Every record below, from first to last: print it exactly as shown.

▸ **Raw data**
[Start of Attachment]

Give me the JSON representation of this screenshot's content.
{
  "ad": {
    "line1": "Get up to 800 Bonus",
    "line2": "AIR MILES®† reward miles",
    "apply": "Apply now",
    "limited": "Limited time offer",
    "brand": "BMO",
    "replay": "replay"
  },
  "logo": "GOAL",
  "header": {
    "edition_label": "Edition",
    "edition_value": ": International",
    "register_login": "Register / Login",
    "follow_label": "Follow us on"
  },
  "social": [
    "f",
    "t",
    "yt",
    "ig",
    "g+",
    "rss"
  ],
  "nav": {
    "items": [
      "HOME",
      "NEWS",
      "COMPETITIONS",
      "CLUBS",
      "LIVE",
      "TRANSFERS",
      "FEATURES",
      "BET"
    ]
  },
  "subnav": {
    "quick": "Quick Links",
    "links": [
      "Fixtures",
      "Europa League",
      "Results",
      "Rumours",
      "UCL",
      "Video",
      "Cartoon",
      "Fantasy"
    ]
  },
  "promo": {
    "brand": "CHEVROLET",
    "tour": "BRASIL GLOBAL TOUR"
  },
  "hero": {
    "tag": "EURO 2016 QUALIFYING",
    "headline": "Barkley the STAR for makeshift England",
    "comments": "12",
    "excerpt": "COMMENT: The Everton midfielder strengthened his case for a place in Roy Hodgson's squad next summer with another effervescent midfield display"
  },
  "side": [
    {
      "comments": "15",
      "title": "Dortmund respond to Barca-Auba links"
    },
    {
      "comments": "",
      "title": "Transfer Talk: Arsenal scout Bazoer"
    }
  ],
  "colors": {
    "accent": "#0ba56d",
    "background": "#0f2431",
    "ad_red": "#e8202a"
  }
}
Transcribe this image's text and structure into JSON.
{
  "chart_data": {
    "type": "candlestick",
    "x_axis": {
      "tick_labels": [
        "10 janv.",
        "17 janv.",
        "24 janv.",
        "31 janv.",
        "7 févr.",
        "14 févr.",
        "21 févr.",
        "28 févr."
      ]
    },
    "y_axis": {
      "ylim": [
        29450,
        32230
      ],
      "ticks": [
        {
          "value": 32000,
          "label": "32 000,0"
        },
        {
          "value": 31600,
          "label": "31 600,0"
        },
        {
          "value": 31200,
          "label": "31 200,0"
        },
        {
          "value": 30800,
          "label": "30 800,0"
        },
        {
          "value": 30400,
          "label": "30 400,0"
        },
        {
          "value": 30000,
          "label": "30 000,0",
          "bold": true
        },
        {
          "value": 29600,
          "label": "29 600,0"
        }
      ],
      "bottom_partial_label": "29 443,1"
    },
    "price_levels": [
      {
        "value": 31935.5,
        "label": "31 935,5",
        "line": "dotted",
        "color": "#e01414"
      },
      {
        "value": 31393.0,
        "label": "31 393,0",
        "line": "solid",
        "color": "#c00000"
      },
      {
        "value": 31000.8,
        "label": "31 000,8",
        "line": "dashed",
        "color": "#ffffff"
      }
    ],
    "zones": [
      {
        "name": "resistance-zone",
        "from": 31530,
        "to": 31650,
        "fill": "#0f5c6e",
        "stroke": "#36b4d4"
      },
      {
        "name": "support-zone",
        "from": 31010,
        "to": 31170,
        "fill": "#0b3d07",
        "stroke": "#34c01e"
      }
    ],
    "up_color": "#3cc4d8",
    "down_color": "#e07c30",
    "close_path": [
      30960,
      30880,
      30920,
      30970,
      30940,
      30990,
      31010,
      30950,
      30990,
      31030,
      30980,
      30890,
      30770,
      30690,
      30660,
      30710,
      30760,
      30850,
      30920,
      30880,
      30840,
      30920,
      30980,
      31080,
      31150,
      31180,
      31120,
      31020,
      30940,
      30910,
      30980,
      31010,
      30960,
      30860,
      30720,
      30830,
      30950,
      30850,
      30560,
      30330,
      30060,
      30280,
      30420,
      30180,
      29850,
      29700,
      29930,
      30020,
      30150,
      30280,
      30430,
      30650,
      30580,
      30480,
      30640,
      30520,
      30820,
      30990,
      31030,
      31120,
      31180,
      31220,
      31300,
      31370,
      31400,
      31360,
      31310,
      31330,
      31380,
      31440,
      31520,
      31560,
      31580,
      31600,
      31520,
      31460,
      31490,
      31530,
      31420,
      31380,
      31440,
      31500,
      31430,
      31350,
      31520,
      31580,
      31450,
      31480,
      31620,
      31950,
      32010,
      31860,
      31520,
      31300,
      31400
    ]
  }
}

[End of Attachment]

▸ **Written solution**
Give me the JSON representation of this screenshot's content.
{
  "ad": {
    "line1": "Get up to 800 Bonus",
    "line2": "AIR MILES®† reward miles",
    "apply": "Apply now",
    "limited": "Limited time offer",
    "brand": "BMO",
    "replay": "replay"
  },
  "logo": "GOAL",
  "header": {
    "edition_label": "Edition",
    "edition_value": ": International",
    "register_login": "Register / Login",
    "follow_label": "Follow us on"
  },
  "social": [
    "f",
    "t",
    "yt",
    "ig",
    "g+",
    "rss"
  ],
  "nav": {
    "items": [
      "HOME",
      "NEWS",
      "COMPETITIONS",
      "CLUBS",
      "LIVE",
      "TRANSFERS",
      "FEATURES",
      "BET"
    ]
  },
  "subnav": {
    "quick": "Quick Links",
    "links": [
      "Fixtures",
      "Europa League",
      "Results",
      "Rumours",
      "UCL",
      "Video",
      "Cartoon",
      "Fantasy"
    ]
  },
  "promo": {
    "brand": "CHEVROLET",
    "tour": "BRASIL GLOBAL TOUR"
  },
  "hero": {
    "tag": "EURO 2016 QUALIFYING",
    "headline": "Barkley the STAR for makeshift England",
    "comments": "12",
    "excerpt": "COMMENT: The Everton midfielder strengthened his case for a place in Roy Hodgson's squad next summer with another effervescent midfield display"
  },
  "side": [
    {
      "comments": "15",
      "title": "Dortmund respond to Barca-Auba links"
    },
    {
      "comments": "",
      "title": "Transfer Talk: Arsenal scout Bazoer"
    }
  ],
  "colors": {
    "accent": "#0ba56d",
    "background": "#0f2431",
    "ad_red": "#e8202a"
  }
}
Transcribe this image's text and structure into JSON.
{
  "chart_data": {
    "type": "candlestick",
    "x_axis": {
      "tick_labels": [
        "10 janv.",
        "17 janv.",
        "24 janv.",
        "31 janv.",
        "7 févr.",
        "14 févr.",
        "21 févr.",
        "28 févr."
      ]
    },
    "y_axis": {
      "ylim": [
        29450,
        32230
      ],
      "ticks": [
        {
          "value": 32000,
          "label": "32 000,0"
        },
        {
          "value": 31600,
          "label": "31 600,0"
        },
        {
          "value": 31200,
          "label": "31 200,0"
        },
        {
          "value": 30800,
          "label": "30 800,0"
        },
        {
          "value": 30400,
          "label": "30 400,0"
        },
        {
          "value": 30000,
          "label": "30 000,0",
          "bold": true
        },
        {
          "value": 29600,
          "label": "29 600,0"
        }
      ],
      "bottom_partial_label": "29 443,1"
    },
    "price_levels": [
      {
        "value": 31935.5,
        "label": "31 935,5",
        "line": "dotted",
        "color": "#e01414"
      },
      {
        "value": 31393.0,
        "label": "31 393,0",
        "line": "solid",
        "color": "#c00000"
      },
      {
        "value": 31000.8,
        "label": "31 000,8",
        "line": "dashed",
        "color": "#ffffff"
      }
    ],
    "zones": [
      {
        "name": "resistance-zone",
        "from": 31530,
        "to": 31650,
        "fill": "#0f5c6e",
        "stroke": "#36b4d4"
      },
      {
        "name": "support-zone",
        "from": 31010,
        "to": 31170,
        "fill": "#0b3d07",
        "stroke": "#34c01e"
      }
    ],
    "up_color": "#3cc4d8",
    "down_color": "#e07c30",
    "close_path": [
      30960,
      30880,
      30920,
      30970,
      30940,
      30990,
      31010,
      30950,
      30990,
      31030,
      30980,
      30890,
      30770,
      30690,
      30660,
      30710,
      30760,
      30850,
      30920,
      30880,
      30840,
      30920,
      30980,
      31080,
      31150,
      31180,
      31120,
      31020,
      30940,
      30910,
      30980,
      31010,
      30960,
      30860,
      30720,
      30830,
      30950,
      30850,
      30560,
      30330,
      30060,
      30280,
      30420,
      30180,
      29850,
      29700,
      29930,
      30020,
      30150,
      30280,
      30430,
      30650,
      30580,
      30480,
      30640,
      30520,
      30820,
      30990,
      31030,
      31120,
      31180,
      31220,
      31300,
      31370,
      31400,
      31360,
      31310,
      31330,
      31380,
      31440,
      31520,
      31560,
      31580,
      31600,
      31520,
      31460,
      31490,
      31530,
      31420,
      31380,
      31440,
      31500,
      31430,
      31350,
      31520,
      31580,
      31450,
      31480,
      31620,
      31950,
      32010,
      31860,
      31520,
      31300,
      31400
    ]
  }
}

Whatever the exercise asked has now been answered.